A devolution revolution is a major transfer of power from a central government to a subordinate unit of government. Devolution alleviates some of the inefficiencies present in centralized governments that govern a large geographic region. The period from the 1970s to the 1990s saw a major devolution revolution throughout the western world.
Devolution occurs when a national government passes statutes that transfer some of its authority to lower levels of government. This takes place in both unitary and federal systems. The difference is that a unitary government can take back the delegated powers at any time, whereas a federal government cannot, because the states enjoy co-sovereignty with the national government..

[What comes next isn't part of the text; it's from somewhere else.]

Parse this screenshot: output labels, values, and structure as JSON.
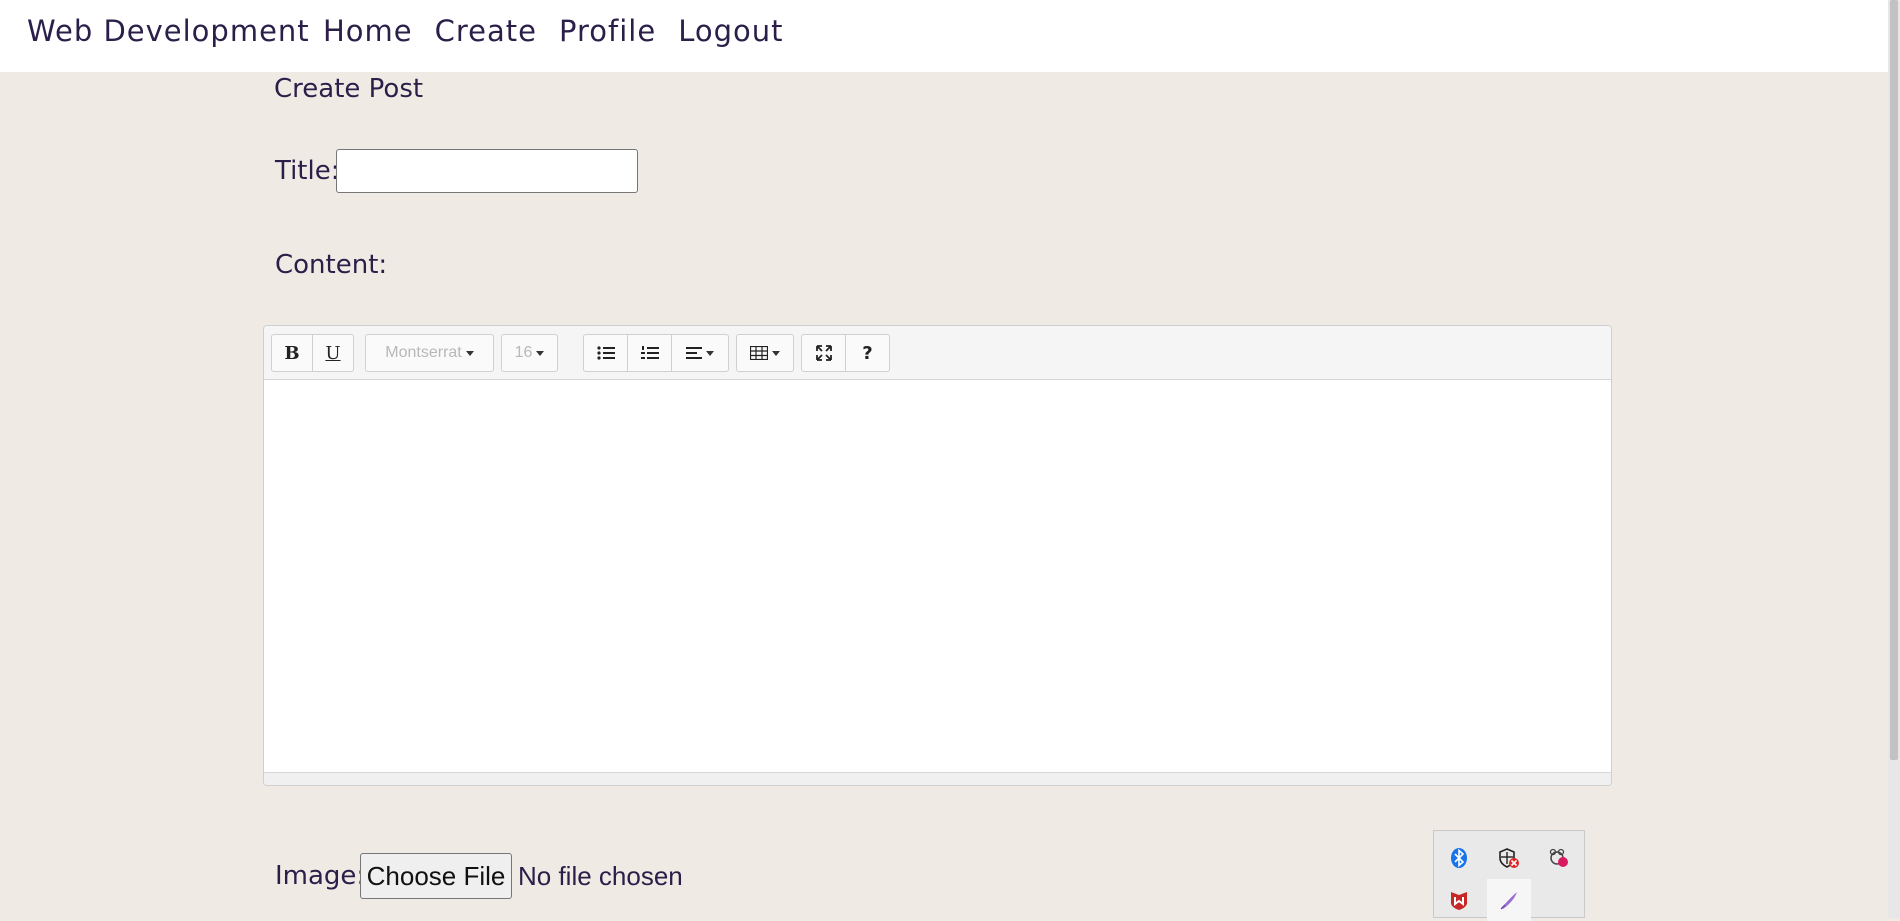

A devolution revolution involves major transfers of power. The 1970s was the beginning of a devolution revolution across Europe and the United States. Prior to this time, central governments had been inclined to amass power, especially in response to World War II and the Cold War. That began to change in the '70s when Scotland and Wales began calling for greater political independence. Their wishes were realized in 1999, when the British Parliament ceded powers to the Welsh Assembly and created a Scottish Parliament.
France had the most centralized government in Europe. Local authorities even had to receive authorization from the national government to name streets. Throughout the 1980s, the national government significantly transferred power to the three sublevels of government.
The 1980s was also a time of devolution in the United States. During this decade the federal government transferred administration authority over many welfare programs to state governments.